Seattle announced a $2 million plan Wednesday to address what Mayor Bruce Harrell described as a critical shortage of police officers in the city.
It includes recruitment bonuses, reimbursement for moving costs and possible tuition assistance.
The city has lost more than 400 police officers over the past 2 ½ years, which Harrell's office said has led to the point "where essential services cannot be delivered promptly and effectively."
The plan notes that, as of May, the number of trained and deployable officers in Seattle is at its lowest in more than three decades — just 954 — and that the department has been unable to meet annual recruiting goals in recent years.
"To provide a minimum level of service, SPD must make up for this severe staffing shortage by relying on overtime-paid officers almost daily, a significant expense to the city," the plan states, noting the situation is contributing to exhaustion and low morale among officers and harming public safety.
Around 40% of Seattle detectives have had to handle patrol duties.
The City Council has already approved $1 million for recruitment and hiring bonuses.
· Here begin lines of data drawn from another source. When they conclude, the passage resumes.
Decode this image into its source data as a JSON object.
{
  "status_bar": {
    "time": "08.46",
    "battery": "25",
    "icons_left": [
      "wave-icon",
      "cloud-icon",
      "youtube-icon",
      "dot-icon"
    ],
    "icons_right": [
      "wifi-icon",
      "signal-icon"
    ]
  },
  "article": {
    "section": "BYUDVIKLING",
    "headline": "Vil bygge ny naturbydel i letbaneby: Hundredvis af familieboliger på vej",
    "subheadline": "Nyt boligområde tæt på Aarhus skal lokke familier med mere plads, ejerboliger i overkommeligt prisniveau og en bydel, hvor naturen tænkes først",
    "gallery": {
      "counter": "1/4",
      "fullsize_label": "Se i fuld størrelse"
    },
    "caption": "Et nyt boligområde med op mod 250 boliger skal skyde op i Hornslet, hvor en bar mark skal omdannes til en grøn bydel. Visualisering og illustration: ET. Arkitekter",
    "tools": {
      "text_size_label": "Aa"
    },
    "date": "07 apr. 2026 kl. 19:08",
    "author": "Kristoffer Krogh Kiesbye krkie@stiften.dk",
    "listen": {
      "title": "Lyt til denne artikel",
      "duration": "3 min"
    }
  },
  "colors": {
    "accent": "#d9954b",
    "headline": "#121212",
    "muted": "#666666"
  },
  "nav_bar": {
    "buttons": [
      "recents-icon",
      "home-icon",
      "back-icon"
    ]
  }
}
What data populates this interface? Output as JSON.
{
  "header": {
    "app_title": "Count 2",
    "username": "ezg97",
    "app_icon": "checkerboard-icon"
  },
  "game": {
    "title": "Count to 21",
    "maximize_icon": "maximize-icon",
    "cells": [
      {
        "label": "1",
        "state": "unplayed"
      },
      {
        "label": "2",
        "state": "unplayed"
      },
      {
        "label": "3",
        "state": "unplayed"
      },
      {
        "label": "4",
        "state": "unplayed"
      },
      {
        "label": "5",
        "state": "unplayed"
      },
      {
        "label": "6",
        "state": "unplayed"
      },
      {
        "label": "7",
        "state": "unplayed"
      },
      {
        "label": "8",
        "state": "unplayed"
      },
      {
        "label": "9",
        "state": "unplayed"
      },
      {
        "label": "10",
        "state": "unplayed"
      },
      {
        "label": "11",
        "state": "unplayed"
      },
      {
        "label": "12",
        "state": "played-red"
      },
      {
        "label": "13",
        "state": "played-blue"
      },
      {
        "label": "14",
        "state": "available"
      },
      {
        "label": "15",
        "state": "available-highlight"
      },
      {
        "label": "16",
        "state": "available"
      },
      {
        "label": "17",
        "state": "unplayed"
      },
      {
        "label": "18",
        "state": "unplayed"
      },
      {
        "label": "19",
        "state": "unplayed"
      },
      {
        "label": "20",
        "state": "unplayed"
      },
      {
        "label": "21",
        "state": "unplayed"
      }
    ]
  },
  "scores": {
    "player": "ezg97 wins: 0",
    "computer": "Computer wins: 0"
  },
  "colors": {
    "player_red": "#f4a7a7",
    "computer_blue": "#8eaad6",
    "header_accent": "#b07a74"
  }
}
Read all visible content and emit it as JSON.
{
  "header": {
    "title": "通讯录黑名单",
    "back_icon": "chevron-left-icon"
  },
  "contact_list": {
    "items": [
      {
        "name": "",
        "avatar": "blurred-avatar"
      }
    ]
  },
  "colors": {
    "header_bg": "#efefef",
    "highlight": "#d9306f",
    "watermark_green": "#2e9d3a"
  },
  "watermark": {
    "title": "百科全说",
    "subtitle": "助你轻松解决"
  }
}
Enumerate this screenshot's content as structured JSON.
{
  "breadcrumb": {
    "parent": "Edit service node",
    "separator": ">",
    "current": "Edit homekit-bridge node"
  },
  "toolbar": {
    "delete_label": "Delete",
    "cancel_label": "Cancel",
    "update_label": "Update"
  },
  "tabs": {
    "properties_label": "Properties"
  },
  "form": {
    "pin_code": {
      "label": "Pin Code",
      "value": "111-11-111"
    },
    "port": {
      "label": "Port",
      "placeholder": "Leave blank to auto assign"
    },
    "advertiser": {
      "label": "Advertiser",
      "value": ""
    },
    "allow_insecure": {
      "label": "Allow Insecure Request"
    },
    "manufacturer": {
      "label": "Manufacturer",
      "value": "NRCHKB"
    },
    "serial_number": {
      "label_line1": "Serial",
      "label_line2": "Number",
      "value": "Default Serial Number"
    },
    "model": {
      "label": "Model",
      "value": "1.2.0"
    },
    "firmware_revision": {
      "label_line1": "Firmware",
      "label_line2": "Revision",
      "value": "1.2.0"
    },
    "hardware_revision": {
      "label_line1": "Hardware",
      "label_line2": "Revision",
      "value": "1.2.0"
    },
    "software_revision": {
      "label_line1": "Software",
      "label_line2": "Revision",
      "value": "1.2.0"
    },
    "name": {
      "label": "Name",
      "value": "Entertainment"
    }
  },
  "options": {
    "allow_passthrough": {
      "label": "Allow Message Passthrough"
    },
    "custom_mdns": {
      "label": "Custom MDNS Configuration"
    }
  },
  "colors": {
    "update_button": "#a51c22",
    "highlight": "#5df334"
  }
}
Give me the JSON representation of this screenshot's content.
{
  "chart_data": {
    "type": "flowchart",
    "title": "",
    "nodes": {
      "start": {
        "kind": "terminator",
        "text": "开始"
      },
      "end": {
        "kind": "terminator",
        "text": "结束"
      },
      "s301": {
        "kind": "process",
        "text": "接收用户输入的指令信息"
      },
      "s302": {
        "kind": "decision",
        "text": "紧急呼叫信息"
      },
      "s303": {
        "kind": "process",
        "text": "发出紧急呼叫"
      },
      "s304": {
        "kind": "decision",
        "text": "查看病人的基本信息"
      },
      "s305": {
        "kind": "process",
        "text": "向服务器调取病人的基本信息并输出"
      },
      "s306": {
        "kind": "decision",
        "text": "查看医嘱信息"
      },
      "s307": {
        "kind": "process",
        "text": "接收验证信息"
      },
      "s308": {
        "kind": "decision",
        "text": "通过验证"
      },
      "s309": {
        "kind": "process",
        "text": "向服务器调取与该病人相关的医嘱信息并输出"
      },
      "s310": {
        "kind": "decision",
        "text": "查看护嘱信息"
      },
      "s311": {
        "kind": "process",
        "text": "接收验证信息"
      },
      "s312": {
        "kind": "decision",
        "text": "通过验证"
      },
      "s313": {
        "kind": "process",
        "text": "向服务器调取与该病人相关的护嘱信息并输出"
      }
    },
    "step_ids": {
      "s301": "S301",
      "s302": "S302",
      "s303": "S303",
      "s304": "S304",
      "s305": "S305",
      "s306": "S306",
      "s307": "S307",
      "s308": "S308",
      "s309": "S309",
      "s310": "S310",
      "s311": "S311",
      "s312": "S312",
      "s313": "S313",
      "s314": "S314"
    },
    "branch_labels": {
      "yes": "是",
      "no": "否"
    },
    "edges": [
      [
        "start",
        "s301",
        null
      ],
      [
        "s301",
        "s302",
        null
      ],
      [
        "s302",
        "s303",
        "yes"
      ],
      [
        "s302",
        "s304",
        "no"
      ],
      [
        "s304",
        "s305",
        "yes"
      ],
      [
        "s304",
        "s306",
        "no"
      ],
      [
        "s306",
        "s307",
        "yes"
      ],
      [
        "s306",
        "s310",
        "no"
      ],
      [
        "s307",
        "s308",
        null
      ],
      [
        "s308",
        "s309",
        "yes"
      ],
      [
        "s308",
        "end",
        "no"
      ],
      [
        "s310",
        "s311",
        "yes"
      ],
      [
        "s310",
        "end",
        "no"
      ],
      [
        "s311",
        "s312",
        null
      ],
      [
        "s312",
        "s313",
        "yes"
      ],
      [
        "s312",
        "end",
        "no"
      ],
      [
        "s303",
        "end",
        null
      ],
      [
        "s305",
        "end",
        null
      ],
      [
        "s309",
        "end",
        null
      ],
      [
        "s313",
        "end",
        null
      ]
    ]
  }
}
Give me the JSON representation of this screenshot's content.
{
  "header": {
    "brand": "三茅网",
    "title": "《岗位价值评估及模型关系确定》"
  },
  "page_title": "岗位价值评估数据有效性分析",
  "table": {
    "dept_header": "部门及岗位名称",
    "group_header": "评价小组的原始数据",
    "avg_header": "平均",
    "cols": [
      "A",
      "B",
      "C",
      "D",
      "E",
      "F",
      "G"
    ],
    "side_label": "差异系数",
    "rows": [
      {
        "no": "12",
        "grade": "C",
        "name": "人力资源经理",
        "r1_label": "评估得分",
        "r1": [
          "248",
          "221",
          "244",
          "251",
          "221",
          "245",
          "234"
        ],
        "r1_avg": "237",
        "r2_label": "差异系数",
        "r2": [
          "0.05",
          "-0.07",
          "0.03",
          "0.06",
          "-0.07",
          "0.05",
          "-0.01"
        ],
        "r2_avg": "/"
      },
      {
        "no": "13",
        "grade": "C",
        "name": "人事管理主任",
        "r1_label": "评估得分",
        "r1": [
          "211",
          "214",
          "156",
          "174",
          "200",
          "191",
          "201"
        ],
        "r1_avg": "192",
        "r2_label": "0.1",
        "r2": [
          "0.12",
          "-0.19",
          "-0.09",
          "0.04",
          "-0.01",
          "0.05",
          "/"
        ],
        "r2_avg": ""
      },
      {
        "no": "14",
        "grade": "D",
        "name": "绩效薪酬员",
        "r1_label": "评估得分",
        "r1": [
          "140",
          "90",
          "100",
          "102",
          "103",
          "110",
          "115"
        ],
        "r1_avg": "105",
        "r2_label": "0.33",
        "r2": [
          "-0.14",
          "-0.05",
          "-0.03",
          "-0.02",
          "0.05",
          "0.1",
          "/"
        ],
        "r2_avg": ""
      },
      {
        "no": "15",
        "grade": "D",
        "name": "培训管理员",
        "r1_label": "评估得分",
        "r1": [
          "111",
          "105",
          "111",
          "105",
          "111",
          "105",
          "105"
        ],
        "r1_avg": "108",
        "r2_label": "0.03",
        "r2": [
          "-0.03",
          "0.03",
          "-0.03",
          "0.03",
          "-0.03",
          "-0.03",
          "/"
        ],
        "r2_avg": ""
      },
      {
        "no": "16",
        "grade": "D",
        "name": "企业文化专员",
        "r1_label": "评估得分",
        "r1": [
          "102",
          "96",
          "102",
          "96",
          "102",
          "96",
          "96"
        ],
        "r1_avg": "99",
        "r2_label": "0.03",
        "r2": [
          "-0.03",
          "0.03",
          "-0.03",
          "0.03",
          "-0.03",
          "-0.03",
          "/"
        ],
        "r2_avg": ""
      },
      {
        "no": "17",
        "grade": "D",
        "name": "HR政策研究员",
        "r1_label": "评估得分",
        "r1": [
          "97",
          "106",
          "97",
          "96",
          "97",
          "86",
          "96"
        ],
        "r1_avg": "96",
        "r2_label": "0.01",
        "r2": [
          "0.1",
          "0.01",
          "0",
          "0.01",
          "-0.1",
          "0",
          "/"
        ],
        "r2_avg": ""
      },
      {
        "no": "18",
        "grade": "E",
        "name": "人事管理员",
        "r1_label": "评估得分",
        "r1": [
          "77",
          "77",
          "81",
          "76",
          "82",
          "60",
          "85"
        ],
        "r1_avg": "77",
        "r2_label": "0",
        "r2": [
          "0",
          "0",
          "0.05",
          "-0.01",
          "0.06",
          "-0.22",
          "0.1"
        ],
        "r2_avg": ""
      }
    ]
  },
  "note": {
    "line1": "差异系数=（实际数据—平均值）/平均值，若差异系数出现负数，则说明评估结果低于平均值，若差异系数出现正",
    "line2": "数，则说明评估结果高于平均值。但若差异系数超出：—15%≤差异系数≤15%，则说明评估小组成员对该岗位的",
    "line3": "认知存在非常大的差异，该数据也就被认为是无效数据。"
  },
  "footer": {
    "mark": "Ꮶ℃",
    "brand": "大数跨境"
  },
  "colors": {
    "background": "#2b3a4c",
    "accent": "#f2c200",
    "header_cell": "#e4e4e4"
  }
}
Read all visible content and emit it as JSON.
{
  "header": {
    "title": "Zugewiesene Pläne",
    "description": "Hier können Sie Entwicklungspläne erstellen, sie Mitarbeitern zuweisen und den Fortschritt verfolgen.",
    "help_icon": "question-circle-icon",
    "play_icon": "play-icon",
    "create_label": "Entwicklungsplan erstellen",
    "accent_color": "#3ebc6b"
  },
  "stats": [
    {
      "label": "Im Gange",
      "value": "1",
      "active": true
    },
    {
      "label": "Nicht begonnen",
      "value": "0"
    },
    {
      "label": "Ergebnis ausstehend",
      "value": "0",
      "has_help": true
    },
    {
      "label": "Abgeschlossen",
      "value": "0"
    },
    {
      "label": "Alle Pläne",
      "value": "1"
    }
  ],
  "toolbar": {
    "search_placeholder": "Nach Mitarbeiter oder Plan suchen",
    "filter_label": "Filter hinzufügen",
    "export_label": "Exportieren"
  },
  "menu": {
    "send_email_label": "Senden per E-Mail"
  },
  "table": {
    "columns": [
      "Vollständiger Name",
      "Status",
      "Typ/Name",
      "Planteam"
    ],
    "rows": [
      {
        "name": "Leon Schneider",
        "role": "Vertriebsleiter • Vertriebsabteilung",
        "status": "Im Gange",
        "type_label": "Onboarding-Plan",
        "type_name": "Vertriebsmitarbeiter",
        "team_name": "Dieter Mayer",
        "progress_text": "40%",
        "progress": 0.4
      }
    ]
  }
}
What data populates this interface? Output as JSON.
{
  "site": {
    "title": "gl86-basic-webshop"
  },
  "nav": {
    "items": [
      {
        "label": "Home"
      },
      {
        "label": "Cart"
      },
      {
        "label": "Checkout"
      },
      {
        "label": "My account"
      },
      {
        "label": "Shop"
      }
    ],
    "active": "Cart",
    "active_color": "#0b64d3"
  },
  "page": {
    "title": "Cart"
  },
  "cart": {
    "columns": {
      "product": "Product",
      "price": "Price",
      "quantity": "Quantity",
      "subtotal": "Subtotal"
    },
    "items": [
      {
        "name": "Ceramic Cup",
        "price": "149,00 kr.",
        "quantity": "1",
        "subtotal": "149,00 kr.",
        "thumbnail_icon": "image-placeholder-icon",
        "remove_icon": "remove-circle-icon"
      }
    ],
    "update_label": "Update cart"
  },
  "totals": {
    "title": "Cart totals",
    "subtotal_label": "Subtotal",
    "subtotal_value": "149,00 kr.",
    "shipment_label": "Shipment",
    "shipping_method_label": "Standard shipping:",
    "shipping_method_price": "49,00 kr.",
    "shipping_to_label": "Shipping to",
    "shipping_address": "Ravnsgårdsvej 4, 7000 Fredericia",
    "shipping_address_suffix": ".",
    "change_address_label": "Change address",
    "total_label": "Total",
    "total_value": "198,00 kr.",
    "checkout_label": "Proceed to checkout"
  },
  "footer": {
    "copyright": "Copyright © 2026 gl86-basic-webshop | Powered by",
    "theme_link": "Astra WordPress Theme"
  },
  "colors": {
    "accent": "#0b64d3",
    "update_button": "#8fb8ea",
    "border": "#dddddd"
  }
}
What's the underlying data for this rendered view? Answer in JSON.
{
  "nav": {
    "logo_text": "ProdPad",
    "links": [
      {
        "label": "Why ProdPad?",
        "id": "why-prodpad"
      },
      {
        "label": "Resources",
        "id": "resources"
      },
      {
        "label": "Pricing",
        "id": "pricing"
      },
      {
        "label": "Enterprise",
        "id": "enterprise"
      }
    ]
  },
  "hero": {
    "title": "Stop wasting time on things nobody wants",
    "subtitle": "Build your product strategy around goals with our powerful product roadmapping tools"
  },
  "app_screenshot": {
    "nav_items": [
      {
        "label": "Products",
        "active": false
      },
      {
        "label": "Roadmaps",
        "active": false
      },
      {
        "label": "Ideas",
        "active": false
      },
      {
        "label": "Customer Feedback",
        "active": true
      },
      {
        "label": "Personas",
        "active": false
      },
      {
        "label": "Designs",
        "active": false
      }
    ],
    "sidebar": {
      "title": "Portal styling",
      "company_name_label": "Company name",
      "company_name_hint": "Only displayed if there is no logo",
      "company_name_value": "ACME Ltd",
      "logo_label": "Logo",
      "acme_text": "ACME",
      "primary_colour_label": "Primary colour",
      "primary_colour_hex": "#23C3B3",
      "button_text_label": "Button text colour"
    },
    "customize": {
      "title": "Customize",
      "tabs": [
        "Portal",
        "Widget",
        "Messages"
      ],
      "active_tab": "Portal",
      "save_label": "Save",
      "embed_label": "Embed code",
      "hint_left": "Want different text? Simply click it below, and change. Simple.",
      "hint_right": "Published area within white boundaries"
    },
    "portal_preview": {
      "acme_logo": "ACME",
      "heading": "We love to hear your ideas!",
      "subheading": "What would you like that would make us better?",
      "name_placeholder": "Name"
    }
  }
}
Those dollars came from savings in unspent officer salaries.
In 2019, the department was heavily criticized for its sometimes violent response to racial justice protests, and City Council members embraced calls to defund police.
"We want the right numbers of officers and the right kind of officers," Harrell said. "It crosses racial lines, it crosses socioeconomic lines that people want to feel safe, and they have a right to feel safe."
Harrell wants to offer signing bonuses of up to $30,000 for lateral transfers from other police departments.
New officers would receive up to $7,500.
He called for reimbursing candidates’ applicant fees, travel expenses and relocation costs.
The Pacific Northwest metropolis might also pay tuition for college students who commit to working for the department.
The plan also calls for redoubling efforts to attract officer candidates from Seattle's minority communities and expanding career-advancement opportunities for officers.
The Associated Press contributed to this report.